| Work order |
Every line that holds the word "value" needs to be copied from the data below.

| Information given |
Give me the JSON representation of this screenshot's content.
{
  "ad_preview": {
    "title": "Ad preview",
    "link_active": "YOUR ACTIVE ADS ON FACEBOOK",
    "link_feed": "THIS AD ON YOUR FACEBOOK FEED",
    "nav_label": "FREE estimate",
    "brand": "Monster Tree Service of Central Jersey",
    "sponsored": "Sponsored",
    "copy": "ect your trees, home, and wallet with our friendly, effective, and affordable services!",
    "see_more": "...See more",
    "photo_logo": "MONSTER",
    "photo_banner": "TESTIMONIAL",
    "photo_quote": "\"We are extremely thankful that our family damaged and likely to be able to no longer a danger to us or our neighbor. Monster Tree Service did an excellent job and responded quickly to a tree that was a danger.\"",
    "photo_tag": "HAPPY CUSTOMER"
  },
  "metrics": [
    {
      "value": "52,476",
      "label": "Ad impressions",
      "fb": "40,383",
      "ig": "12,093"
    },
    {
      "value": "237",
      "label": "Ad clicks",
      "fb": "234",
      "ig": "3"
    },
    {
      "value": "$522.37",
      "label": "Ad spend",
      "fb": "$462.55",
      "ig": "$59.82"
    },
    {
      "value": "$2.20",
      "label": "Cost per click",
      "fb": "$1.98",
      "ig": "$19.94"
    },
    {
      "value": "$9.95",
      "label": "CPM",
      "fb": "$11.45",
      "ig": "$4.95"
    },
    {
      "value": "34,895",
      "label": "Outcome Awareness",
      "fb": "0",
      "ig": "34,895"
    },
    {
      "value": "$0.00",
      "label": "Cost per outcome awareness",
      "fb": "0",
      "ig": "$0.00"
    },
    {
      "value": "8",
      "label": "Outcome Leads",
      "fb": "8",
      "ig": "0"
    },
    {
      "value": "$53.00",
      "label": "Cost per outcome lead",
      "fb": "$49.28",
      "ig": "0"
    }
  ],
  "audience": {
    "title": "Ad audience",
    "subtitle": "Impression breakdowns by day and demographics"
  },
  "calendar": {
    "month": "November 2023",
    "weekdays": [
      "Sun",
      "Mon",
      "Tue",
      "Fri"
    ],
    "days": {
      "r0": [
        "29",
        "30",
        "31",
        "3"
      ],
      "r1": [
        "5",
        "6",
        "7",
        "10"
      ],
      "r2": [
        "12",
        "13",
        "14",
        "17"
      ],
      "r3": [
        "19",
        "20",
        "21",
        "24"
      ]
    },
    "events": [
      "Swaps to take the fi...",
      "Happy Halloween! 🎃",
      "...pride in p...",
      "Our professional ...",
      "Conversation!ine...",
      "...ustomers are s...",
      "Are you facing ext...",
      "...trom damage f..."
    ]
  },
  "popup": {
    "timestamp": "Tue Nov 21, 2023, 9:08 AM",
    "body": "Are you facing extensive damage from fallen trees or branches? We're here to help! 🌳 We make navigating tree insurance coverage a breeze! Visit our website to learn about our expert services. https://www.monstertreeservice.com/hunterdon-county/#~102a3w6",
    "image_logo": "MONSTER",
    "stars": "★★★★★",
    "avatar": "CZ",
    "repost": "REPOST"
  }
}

| Task result |
      "value": "52,476",
      "value": "237",
      "value": "$522.37",
      "value": "$2.20",
      "value": "$9.95",
      "value": "34,895",
      "value": "$0.00",
      "value": "8",
      "value": "$53.00",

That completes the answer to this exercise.